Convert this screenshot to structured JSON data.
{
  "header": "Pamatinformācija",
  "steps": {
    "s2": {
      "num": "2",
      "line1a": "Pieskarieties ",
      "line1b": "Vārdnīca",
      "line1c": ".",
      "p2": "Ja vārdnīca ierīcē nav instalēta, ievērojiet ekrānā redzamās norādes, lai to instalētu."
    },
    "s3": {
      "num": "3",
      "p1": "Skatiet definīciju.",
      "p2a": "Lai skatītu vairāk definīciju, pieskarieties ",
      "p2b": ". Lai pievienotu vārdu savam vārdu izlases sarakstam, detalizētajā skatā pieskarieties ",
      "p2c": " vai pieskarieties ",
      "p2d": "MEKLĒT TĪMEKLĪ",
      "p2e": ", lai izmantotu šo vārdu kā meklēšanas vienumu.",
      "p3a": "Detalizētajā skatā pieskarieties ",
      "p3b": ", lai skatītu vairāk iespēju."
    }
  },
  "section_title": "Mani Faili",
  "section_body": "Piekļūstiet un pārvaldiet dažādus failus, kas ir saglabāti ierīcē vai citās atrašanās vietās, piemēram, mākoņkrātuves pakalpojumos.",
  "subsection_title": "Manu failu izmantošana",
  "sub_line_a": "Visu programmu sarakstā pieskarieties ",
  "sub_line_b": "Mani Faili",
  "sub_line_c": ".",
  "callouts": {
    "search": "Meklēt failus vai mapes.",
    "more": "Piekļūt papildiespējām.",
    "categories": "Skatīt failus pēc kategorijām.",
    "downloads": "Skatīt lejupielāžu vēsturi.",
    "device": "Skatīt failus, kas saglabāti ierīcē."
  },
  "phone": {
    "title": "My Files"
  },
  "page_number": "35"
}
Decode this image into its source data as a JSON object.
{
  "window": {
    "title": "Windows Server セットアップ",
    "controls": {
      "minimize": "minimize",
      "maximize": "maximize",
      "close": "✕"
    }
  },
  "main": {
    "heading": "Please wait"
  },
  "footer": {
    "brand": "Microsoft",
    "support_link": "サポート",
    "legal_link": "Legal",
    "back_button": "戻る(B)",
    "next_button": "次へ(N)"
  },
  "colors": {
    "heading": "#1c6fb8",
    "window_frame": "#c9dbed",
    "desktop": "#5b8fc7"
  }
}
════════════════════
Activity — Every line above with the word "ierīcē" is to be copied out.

Your response —
      "p2": "Ja vārdnīca ierīcē nav instalēta, ievērojiet ekrānā redzamās norādes, lai to instalētu."
  "section_body": "Piekļūstiet un pārvaldiet dažādus failus, kas ir saglabāti ierīcē vai citās atrašanās vietās, piemēram, mākoņkrātuves pakalpojumos.",
    "device": "Skatīt failus, kas saglabāti ierīcē."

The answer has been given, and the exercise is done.